This was a little unfair as every previous host nation had fared reasonably well. There was certainly no need for L’Equipe to carry a cartoon that showed Bobby Charlton and Nobby Stiles driving a Rolls Royce and referees dressed as British policemen waving them on. Back in England, the German team had made many friends, with Ashbourne in Derbyshire, where they had been based, taking the players to their hearts. The British press was not universally friendly about West Germany’s style, hinting that the reason their opponents had players’ sent off was because Helmut Schoen’s team had provoked them – ignoring the fact that the Germans had played Argentina and Uruguay. The exception was The Times’ Geoffrey Green, who praised their artistry and skill.
As we all know, England won 4-2 amid some controversy, triggering off ecstatic celebrations across London and, more broadly, England. “The blackest day,” commented Manchester United and Scotland striker Denis Law, underlining that the rest of Britain was not joining the party. The excellent Hugh McIlvaney reported that England’s victory had been “the most patient, logical, painstaking, almost scientific assault on the trophy that there has perhaps ever been.”
After the debacle of 1950 and the wake-up calls of defeats against Hungary, which eminent football and social historian David Goldblatt calls, “English football’s Suez”, 1966 allowed England to regain its confidence.

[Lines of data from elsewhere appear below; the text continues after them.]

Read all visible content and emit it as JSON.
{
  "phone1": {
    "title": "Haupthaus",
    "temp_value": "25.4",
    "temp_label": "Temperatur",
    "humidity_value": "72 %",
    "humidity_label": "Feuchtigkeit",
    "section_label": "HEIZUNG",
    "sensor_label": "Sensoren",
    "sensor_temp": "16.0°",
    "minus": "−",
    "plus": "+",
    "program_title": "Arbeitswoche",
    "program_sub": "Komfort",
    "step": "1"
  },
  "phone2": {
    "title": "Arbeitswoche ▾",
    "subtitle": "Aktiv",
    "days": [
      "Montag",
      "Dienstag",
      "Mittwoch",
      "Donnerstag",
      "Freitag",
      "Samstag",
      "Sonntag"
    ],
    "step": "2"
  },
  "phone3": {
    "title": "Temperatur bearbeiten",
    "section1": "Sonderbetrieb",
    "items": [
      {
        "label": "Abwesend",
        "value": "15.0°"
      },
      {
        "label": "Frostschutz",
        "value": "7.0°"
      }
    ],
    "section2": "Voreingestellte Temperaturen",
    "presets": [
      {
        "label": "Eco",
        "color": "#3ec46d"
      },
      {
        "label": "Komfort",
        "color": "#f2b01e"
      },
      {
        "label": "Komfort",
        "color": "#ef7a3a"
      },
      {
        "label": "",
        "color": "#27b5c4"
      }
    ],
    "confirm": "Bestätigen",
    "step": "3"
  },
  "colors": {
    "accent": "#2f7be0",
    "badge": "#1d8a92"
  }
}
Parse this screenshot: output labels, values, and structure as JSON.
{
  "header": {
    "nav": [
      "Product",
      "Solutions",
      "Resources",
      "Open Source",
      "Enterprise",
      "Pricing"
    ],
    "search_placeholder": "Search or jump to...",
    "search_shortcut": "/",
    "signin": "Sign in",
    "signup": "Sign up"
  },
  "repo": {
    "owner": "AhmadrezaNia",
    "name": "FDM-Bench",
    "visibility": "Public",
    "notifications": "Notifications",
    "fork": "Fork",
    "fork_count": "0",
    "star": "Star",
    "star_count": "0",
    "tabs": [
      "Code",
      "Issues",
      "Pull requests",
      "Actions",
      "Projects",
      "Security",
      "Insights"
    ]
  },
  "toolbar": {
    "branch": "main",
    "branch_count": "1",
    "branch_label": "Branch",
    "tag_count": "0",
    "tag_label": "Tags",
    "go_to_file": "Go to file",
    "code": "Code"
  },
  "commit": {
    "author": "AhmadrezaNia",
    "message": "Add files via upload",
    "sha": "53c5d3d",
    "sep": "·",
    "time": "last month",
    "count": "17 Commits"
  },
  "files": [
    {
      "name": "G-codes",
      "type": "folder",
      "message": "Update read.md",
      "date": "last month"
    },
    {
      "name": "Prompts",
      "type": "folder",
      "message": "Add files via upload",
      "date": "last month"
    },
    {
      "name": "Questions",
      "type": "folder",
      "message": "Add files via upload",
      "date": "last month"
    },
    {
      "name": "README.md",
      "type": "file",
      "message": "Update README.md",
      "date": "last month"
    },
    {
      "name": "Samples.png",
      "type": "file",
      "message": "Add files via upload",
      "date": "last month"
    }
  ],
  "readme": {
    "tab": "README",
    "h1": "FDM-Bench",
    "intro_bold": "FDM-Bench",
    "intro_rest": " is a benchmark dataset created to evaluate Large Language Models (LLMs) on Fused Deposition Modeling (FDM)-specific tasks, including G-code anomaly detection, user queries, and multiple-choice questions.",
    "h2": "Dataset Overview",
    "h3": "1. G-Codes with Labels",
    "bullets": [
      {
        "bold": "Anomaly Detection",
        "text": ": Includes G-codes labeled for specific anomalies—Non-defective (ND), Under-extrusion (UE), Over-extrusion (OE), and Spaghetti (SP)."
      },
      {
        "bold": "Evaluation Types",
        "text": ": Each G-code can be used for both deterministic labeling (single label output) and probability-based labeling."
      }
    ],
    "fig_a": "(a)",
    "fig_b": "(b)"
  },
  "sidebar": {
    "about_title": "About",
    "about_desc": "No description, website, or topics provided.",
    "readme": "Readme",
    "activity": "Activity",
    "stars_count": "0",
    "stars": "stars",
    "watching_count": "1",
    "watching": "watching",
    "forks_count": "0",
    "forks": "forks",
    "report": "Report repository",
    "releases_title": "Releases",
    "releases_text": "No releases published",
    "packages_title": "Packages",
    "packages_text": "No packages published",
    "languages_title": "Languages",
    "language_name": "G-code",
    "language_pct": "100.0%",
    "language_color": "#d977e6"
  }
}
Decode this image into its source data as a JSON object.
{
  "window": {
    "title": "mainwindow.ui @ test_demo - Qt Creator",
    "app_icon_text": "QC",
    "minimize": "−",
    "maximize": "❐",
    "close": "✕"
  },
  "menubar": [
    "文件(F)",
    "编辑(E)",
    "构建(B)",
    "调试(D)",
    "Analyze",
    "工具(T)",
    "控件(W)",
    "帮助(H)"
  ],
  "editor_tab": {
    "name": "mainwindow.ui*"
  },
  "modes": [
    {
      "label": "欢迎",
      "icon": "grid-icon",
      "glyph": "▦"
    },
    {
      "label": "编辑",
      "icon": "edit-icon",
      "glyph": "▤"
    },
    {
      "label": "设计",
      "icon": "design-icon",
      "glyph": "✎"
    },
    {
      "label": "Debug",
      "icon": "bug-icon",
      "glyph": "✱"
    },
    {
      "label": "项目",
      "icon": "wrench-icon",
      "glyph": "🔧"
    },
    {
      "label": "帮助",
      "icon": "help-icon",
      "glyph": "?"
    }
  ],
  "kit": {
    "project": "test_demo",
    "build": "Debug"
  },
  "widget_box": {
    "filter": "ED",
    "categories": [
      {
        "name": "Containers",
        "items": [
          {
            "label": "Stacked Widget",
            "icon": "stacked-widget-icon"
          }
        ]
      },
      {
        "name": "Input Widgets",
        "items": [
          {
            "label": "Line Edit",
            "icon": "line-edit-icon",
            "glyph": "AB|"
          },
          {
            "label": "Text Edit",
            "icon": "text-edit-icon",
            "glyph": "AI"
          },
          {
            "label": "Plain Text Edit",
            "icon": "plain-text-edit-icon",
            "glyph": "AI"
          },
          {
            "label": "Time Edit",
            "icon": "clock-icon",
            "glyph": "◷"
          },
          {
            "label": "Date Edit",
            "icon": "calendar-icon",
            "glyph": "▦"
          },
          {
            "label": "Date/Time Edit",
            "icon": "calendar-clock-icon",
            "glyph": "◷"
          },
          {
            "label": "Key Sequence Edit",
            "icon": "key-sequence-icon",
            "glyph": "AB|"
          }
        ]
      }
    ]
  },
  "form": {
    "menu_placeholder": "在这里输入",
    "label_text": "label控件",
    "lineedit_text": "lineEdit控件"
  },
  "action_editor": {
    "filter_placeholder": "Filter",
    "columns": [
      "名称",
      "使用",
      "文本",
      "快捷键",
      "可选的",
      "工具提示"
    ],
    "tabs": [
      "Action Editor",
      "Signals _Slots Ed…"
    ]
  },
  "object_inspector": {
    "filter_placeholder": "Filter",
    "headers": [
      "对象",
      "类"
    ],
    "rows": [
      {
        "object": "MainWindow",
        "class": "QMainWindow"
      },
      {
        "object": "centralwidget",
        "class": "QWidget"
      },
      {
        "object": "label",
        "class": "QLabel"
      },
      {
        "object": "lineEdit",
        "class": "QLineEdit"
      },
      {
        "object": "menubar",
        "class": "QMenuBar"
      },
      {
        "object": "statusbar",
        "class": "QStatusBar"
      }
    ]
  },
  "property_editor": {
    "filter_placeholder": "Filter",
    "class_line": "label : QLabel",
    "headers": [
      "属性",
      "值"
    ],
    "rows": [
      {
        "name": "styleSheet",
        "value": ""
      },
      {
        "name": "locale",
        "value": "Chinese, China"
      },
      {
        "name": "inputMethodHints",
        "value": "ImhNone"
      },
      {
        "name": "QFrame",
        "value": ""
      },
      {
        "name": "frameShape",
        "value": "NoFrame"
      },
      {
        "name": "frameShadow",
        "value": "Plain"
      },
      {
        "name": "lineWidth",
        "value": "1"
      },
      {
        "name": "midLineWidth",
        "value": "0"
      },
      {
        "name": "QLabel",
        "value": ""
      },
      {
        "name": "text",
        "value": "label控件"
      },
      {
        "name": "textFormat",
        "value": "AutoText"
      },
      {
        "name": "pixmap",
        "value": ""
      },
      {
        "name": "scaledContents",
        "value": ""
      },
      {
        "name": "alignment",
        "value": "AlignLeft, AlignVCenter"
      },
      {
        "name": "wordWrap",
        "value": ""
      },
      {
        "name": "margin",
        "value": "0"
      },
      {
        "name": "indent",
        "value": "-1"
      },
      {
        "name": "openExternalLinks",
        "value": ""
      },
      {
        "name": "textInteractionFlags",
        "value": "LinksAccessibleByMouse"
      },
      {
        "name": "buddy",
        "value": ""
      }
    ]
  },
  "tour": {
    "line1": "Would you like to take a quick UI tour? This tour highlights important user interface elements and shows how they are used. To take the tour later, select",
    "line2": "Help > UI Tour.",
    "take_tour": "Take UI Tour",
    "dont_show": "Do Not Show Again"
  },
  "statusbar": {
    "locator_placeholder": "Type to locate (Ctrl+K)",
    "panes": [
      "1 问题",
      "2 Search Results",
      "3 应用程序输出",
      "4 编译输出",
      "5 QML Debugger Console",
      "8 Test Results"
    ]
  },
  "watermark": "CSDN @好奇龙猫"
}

Dennis Follows, Secretary of the FA, said after the final: “Everyone now looks again to England to lead the world.”
It was a somewhat delusional statement, for 1966 has proved to be a blip in England’s slow erosion as a major power in the game. When England won the World Cup, they were the third host nation to do so. In eight competitions, five had seen hosts finish first or second, one had reached the semi-finals and two the last eight. At the very least, England had to be in the last four and given their historic status, the final was a realistic aspiration.
Prior to 1966, England had reached the quarter-finals twice and failed to get out of the group stage twice. In the years that followed, the last eight became the benchmark, with the exception of 1990 when the semi-final was reached. Three times England have failed to qualify for the finals, in 1974, 1978 and 1994. More recently, the decline has accelerated, with two last 16 places and 2014’s abysmal showing.
Winning the World Cup had its benefits. For a start, it gave England automatic qualification to Mexico 1970. And there was a post-66 boost to domestic attendances, which climbed steadily until 1972 before slumping all the way through to the late 1980s.
History will be very kind to Sir Alf Ramsey’s England. With the current state of the national team, and a cosmopolitan domestic game that does little to nurture local talent, it could be that England’s time as one of the leading names in international football may become as embedded in the past as golden periods have become for the Austrians, Hungarians and Scots. Only time will tell if this becomes reality, but we will always have 1966.
The History of the World Cup: Brian Glanville
The Ball is Round: David Goldblatt
England and the 1966 World Cup: John Hughson (presentation)
White Heat: Dominic Sandbrook
The finances of the 1966 World Cup: Kevin Tennent (presentation)
The English Press and Anglo-German Football: Dr Christoph Wagner (presentation)
Report by Neil Jensen, Game of the People
Categories: Football History